What is being asked. Tally the lines of the listing that contain the word "Audio", then give the total and nothing else.

Task input.
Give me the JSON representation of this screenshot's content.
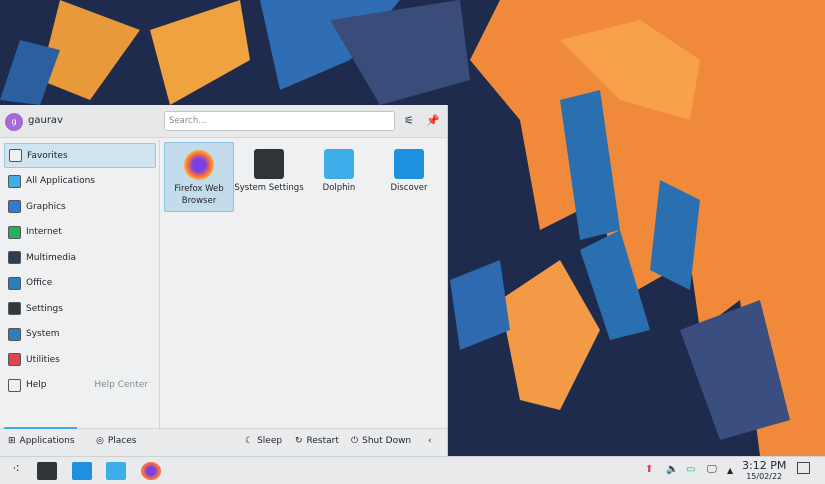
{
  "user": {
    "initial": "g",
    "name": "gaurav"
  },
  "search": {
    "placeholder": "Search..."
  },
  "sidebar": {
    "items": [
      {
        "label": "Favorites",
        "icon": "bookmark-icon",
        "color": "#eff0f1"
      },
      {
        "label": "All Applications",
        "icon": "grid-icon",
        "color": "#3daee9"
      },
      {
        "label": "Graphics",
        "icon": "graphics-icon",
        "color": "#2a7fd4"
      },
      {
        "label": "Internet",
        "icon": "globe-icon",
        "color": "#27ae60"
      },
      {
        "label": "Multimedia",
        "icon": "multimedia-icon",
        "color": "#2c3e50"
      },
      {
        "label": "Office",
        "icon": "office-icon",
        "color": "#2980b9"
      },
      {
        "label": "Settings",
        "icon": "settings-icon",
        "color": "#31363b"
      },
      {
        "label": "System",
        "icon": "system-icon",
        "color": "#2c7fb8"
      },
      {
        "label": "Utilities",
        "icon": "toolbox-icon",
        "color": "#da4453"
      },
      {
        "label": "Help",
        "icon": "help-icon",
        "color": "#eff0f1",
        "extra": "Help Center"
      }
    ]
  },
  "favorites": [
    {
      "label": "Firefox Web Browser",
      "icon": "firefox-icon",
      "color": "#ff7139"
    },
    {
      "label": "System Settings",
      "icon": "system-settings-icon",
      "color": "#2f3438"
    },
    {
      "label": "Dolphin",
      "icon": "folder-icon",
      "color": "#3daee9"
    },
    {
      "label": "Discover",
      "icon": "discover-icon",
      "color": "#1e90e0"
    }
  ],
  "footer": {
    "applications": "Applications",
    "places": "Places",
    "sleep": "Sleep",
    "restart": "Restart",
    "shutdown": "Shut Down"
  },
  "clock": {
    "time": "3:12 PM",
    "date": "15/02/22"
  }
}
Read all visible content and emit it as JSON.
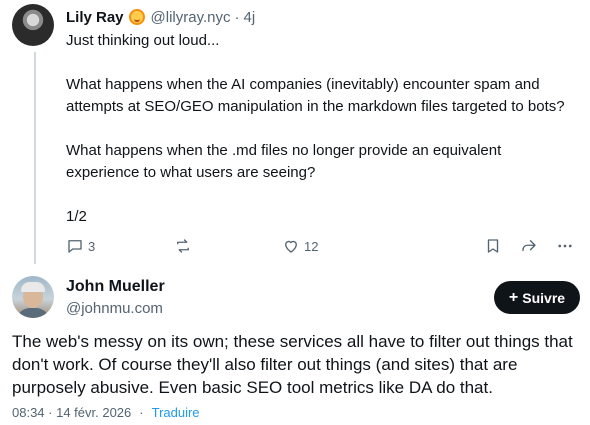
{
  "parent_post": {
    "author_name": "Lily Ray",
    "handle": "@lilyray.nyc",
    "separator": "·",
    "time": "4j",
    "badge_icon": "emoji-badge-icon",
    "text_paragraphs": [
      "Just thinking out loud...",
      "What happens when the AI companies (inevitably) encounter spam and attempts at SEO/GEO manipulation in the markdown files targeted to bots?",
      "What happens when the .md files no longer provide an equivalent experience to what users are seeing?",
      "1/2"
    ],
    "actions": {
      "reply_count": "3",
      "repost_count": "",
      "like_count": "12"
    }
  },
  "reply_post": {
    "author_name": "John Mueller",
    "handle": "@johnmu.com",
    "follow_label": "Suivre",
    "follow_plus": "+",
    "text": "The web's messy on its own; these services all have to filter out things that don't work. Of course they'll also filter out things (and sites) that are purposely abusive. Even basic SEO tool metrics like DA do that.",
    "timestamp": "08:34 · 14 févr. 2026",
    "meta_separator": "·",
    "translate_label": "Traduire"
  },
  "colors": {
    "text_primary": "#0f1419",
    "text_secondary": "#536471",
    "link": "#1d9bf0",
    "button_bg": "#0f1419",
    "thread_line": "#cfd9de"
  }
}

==

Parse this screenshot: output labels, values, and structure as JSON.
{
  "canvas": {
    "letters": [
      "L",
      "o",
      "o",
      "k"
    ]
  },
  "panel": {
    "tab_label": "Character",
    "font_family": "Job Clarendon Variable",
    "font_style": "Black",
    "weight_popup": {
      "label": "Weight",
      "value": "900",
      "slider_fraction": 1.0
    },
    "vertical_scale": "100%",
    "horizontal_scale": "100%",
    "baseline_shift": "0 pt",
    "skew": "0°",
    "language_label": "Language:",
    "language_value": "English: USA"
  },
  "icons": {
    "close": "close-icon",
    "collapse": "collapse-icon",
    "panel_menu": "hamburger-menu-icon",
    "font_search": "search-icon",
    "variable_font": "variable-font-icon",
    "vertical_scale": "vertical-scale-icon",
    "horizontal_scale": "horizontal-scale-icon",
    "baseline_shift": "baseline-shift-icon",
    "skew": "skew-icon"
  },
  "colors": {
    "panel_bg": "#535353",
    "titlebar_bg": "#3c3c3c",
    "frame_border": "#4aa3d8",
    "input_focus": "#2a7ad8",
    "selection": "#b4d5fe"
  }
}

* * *

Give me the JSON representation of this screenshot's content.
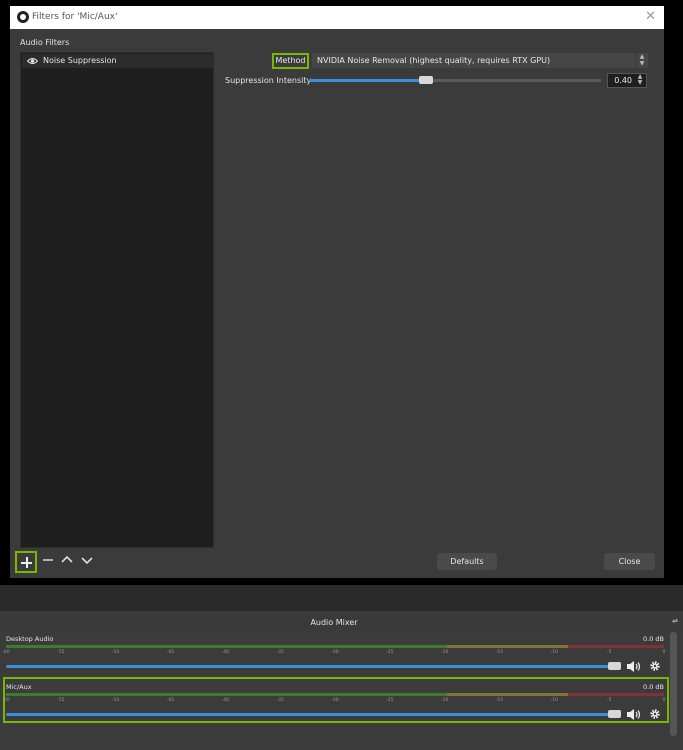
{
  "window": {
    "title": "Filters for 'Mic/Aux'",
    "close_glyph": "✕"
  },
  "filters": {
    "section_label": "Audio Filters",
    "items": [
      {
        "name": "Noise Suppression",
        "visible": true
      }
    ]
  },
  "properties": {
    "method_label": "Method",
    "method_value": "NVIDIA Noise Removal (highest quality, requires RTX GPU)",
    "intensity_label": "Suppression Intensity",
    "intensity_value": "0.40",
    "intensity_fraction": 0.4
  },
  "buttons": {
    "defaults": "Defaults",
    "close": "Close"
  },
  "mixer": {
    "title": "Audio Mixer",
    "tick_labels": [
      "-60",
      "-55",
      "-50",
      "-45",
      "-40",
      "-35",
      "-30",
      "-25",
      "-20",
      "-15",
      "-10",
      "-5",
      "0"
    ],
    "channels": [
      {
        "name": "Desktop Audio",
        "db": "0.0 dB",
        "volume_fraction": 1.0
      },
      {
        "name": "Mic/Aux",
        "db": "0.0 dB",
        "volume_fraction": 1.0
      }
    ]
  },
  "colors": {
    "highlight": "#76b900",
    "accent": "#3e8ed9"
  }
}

Written solution. 3